The second is pretty obvious. (This bison "remains" is older, however.)

Sometimes, you might get lucky and spot one of these great animals, although we saw none on the Petrified Forest Hike.

Another interesting area is again outside of the TRNP "proper".  It's called the Painted Canyon Visitor's Center.  This is actual a "rest area" off of Interstate 94 located at Exit #32 (5 miles east of the exit for Medora).

There is a NPS limited visitor's center, a regular parking lot, some picnic areas for travelers, an overlook into the painted canyon, and a trailhead for a hike down into the canyon.

A bit of a strange rest area as tractor trailers and cars share the area with folks starting out on hikes and others horseback riding.

We were here for the hike.  The Painted Canyon Trail is .9 miles in length and takes about 45-60 minutes to complete (depending on stops for pictures).

Sure, it's easy going down into the canyon, but you still have to climb back out again.

It really is a beautiful park and the panoramas of more beauty is everywhere.

We finally arrived at our last day in the Medora area to explore as we were leaving on Monday, so we decided to take one more drive around the 36-mile scenic drive inside the park.  Took it in reverse this time to see things that we hadn't previously.

A very short hike up Buck Hill takes you to the highest point in the park. It's only .2 miles so this one was a necessity for us. Quite a view from up here!

I wish that we had planned to spend more days in this area.  Who would have known there was so much to see and do in Medora and in TRNP.

I didn't include these attractions in our last few blogs, but a trip to the old Billings County Courthouse (now a museum) was very informative and they present a live narrative between characters of the era which was enjoyable.  I also didn't blog about the Chateau de Mores.  This is a very nicely done exhibit which contains the house belonging to the Marquis de Mores (founder of Madora), a museum, an live narratives as well. Both of these attractions are administered by the North Dakota State Historic Society.

If you would at least like to see some of the pictures for the Chateau de Mores and the Interpretive Center Museum click here.
For more pictures on the inside of the Billings County Courthouse Museum click here.

If you've managed to stay with me this far in the blog, thanks for taking a look!


  1. I'd like to know just who inventories all the petrified wood to determine which NP has the largest amount. Sounds like a great government job to have! :c)

    1. Paul that sounds like a job for you.
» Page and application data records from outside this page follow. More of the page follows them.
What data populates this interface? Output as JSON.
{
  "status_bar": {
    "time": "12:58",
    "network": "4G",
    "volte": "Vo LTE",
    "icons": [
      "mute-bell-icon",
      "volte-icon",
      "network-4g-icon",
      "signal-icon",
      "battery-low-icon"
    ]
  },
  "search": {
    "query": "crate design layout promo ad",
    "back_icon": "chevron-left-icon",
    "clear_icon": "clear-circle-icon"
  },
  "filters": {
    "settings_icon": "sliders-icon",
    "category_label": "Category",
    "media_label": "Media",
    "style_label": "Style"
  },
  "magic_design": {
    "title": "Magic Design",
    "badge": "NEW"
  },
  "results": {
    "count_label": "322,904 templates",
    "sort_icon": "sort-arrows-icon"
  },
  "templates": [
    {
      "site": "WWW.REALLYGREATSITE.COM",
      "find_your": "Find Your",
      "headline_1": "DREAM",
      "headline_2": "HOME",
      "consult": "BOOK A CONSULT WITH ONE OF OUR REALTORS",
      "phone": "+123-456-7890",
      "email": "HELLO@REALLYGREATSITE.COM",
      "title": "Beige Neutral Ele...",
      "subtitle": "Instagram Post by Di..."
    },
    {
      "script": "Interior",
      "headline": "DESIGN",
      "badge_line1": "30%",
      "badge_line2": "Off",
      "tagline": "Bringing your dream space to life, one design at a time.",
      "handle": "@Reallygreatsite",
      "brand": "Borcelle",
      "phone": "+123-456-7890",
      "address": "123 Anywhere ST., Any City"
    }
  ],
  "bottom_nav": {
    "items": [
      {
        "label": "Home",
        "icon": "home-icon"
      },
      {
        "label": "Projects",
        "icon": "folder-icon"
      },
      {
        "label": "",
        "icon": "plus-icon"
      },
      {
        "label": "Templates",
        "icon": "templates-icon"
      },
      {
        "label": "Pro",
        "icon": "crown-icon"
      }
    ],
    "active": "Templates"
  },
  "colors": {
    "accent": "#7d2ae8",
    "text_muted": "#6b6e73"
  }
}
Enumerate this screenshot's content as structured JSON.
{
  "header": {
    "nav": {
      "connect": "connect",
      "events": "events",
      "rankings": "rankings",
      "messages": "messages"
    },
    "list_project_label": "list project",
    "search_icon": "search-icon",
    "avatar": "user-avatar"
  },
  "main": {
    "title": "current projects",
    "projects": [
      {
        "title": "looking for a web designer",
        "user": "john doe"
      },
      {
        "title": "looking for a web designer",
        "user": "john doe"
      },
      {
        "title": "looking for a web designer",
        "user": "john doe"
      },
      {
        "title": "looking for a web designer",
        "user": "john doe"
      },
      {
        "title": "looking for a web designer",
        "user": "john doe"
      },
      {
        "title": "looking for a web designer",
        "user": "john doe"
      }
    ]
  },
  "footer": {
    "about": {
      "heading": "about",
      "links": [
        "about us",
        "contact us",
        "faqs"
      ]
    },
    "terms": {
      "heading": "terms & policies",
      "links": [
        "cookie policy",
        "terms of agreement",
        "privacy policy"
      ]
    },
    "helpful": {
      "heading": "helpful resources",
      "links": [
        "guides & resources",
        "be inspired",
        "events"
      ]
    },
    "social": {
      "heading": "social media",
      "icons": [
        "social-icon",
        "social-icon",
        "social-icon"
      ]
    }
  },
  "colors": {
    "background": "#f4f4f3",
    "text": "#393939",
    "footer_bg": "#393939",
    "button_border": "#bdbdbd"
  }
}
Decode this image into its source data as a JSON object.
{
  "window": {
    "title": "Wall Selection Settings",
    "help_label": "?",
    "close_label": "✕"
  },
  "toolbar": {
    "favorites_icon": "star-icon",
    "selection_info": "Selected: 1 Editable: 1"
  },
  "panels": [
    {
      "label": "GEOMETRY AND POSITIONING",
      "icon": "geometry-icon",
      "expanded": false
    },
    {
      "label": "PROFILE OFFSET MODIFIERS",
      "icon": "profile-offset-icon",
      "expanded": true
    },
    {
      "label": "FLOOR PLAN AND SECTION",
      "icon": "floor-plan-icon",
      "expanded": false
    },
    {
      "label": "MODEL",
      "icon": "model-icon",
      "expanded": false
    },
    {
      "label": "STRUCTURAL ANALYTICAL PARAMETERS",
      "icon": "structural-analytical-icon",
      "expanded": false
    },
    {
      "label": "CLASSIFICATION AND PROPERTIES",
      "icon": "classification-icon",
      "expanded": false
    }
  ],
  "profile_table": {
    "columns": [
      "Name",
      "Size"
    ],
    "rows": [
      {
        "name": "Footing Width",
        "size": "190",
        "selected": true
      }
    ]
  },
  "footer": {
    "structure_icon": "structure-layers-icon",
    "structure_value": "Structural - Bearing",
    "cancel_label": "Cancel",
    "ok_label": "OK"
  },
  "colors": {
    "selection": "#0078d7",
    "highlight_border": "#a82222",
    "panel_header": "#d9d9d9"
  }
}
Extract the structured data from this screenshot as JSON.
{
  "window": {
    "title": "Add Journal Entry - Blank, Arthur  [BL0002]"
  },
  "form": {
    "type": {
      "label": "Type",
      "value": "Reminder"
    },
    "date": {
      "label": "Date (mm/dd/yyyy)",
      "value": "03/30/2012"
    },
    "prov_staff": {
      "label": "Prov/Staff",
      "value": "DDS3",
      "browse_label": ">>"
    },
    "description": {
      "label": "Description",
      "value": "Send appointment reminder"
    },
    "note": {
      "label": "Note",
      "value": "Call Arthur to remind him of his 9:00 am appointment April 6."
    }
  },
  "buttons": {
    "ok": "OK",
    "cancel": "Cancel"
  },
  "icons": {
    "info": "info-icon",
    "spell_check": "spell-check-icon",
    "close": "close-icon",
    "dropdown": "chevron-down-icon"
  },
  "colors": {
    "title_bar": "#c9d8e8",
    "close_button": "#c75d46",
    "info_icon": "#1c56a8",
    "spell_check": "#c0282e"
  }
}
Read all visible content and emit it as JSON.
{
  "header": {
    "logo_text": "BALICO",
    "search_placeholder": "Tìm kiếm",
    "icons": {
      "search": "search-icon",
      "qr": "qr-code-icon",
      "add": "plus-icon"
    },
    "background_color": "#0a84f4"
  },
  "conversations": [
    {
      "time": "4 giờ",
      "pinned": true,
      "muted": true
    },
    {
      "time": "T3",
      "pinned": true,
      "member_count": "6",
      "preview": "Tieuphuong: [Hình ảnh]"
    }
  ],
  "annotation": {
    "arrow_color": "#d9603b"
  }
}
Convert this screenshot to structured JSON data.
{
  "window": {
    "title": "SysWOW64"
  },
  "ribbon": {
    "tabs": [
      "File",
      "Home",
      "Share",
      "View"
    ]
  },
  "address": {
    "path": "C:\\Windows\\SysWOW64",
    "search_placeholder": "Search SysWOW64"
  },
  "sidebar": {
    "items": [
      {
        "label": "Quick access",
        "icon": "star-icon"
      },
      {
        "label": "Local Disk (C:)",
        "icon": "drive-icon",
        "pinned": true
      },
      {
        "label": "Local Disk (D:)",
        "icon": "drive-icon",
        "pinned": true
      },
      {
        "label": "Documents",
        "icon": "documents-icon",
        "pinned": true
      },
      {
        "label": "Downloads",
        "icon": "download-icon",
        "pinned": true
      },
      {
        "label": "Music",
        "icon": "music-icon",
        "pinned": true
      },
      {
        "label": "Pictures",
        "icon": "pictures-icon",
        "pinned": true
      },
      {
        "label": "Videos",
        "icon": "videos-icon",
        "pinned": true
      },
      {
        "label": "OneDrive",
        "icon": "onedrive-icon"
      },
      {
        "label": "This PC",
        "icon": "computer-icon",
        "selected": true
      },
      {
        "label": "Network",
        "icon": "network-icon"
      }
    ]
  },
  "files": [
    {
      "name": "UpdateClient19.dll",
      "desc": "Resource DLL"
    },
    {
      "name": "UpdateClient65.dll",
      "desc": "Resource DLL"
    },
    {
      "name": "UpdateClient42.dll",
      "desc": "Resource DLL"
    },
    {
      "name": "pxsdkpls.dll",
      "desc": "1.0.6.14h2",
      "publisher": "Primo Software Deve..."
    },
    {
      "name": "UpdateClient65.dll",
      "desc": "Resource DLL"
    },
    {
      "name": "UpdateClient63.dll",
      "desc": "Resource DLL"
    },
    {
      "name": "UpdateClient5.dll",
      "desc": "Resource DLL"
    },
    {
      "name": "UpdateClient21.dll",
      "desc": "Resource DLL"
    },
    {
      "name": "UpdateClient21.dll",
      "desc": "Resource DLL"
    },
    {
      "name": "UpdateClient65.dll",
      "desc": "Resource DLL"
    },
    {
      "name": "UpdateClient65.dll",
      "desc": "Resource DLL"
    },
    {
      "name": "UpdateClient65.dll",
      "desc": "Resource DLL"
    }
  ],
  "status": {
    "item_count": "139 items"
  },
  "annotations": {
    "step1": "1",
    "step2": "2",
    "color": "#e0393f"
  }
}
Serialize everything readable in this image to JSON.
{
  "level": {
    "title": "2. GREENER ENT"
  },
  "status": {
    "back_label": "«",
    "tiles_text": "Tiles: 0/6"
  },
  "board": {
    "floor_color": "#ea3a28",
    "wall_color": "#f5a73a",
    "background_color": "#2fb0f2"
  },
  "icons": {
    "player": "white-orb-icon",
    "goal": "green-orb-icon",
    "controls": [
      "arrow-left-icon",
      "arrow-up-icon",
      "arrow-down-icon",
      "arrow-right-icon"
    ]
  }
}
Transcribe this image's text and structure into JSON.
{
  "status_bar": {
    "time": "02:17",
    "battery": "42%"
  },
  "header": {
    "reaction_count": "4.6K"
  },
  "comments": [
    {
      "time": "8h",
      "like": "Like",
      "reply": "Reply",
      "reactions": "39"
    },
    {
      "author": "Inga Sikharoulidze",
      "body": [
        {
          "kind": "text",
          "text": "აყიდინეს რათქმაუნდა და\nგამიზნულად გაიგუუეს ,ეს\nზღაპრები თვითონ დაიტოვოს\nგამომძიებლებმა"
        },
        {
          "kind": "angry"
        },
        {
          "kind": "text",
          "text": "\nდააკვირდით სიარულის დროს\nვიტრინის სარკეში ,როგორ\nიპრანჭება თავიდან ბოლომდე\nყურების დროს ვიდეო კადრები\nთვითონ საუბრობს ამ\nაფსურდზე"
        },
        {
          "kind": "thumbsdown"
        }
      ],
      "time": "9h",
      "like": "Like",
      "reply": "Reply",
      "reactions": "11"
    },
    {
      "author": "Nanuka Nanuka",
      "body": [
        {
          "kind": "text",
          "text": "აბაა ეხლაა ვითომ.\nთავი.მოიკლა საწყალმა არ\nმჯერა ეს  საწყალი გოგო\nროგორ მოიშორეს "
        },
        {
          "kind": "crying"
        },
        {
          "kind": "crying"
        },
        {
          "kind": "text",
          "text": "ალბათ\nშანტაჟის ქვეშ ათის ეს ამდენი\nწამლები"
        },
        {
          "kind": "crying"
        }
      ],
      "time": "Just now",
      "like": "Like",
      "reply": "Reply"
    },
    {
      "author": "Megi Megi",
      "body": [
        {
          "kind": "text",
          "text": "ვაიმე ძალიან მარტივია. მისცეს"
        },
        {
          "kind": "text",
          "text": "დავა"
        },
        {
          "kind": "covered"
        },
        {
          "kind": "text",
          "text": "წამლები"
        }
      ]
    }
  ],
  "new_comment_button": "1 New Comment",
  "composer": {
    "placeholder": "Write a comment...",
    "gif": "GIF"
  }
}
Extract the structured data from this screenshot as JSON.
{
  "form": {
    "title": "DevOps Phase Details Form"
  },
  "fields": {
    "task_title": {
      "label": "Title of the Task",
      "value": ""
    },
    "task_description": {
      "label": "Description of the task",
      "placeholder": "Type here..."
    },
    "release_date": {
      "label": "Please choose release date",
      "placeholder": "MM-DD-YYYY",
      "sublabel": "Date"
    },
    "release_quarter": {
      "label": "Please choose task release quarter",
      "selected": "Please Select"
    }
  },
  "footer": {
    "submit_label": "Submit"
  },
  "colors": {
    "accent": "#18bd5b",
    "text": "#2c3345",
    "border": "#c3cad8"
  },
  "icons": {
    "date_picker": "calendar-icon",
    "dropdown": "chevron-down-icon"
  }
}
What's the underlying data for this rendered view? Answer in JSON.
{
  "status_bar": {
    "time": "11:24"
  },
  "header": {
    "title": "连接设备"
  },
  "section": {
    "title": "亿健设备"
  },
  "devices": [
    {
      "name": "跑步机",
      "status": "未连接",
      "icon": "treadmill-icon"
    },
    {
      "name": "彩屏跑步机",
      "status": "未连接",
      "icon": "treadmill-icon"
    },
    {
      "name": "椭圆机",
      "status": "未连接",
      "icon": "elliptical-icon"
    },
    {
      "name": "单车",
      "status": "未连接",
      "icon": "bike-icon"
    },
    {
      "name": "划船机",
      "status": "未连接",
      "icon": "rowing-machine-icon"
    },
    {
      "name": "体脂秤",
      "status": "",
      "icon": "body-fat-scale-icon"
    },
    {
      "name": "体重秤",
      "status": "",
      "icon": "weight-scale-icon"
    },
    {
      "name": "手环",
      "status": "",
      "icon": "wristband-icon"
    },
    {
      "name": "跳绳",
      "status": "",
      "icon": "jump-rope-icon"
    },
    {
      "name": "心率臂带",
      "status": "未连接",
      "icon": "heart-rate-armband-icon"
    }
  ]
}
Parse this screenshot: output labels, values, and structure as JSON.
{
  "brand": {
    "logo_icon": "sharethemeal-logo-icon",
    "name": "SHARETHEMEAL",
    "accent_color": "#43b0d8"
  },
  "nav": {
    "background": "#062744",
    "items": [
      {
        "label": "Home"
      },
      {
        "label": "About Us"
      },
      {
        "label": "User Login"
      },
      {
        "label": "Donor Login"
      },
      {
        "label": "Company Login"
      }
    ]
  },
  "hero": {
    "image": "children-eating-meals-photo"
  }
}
I know that the petrified tree stumps would be easier to find than some of the markers you guys had to dig for.

  2. The park looks like it has a lot to offer and I enjoyed your shots of it.

  3. I think it all was pretty, but it looked kind of lonely.